In a study stretching across five years, scientists are gathering observations from research ships, instrumented aircraft, and satellites to understand conditions in the Atlantic Ocean and the skies above it. In the North Atlantic Aerosols and Marine Ecosystems Study, or NAAMES, they are studying annual phytoplankton blooms in order to understand the conditions that create, sustain, and ultimately deplete them. At the same time, the researchers are examining how those blooms give rise to biogenic aerosol particles and gases (such as dimethyl suflide) that are carried up into the atmosphere.
In May 2016, the research vessel Atlantis cruised out of Woods Hole, Massachusetts, carrying several dozen researchers and an array of instruments into the turbulent North Atlantic to collect measurements of water properties, biological activity, and sea spray. One goal was to observe the structure of the phytoplankton community and the role of sunlight, predation, and disease in promoting and limiting blooms. Another goal was to determine how and when these phytoplankton release small particles and trace gases that can lead to cloud formation. The ship (pictured above) sailed to a point southeast of Greenland and took samples along a line from 60 to 40 degrees latitude and 40 degrees west longitude—through the heart of the typical spring bloom.
At the same time, another team flew one of NASA’s C-130 research aircraft from Langley, Virginia, to an airport in St. John’s, Newfoundland, where they staged several observational flights. The plane (shown above) flew passes over the same parcels of water studied from Atlantis; flew under the same orbital path as the Cloud-Aerosol Lidar and Infrared Pathfinder Satellite Observation (CALIPSO); and made intricate maneuvers through different altitudes to capture measurements in different layers of the atmosphere. The principal focus of the flights was to observe marine aerosols as they rose into the atmosphere.
Both scientists and science communicators wrote about their experiences from the May-June 2016 field campaign. Science communicators shared their stories on NASA’s Earth Expeditions Blog, while scientists shared their tales on the NASA Earth Observatory’s Notes from the Field blog. You can also view photos from the field campaign by visiting this flickr gallery.

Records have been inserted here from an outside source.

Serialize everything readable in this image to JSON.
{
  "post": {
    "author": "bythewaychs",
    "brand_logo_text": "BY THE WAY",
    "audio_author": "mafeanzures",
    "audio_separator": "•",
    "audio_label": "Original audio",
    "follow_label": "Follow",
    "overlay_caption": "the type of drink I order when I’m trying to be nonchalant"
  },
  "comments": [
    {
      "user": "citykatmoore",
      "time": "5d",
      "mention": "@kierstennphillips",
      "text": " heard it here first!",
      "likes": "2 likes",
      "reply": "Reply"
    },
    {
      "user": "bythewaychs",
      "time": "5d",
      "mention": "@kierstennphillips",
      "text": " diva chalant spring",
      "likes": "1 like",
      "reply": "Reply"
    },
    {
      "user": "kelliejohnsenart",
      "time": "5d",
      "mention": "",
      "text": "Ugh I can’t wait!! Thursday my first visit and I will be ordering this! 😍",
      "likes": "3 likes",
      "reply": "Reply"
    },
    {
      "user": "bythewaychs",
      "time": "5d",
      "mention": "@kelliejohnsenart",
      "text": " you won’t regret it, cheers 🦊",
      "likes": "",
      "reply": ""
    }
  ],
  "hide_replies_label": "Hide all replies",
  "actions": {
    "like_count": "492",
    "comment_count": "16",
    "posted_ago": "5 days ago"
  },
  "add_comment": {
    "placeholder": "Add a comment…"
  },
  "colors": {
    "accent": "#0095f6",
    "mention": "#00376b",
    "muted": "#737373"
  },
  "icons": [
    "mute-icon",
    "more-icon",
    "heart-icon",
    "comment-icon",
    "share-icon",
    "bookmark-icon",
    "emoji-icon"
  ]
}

Photographs by Michael Starobin, NASA Goddard Space Flight Center. Caption by Mike Carlowicz, with reporting by Denise Adams Lineberry and Stephanie Schollaert Uz.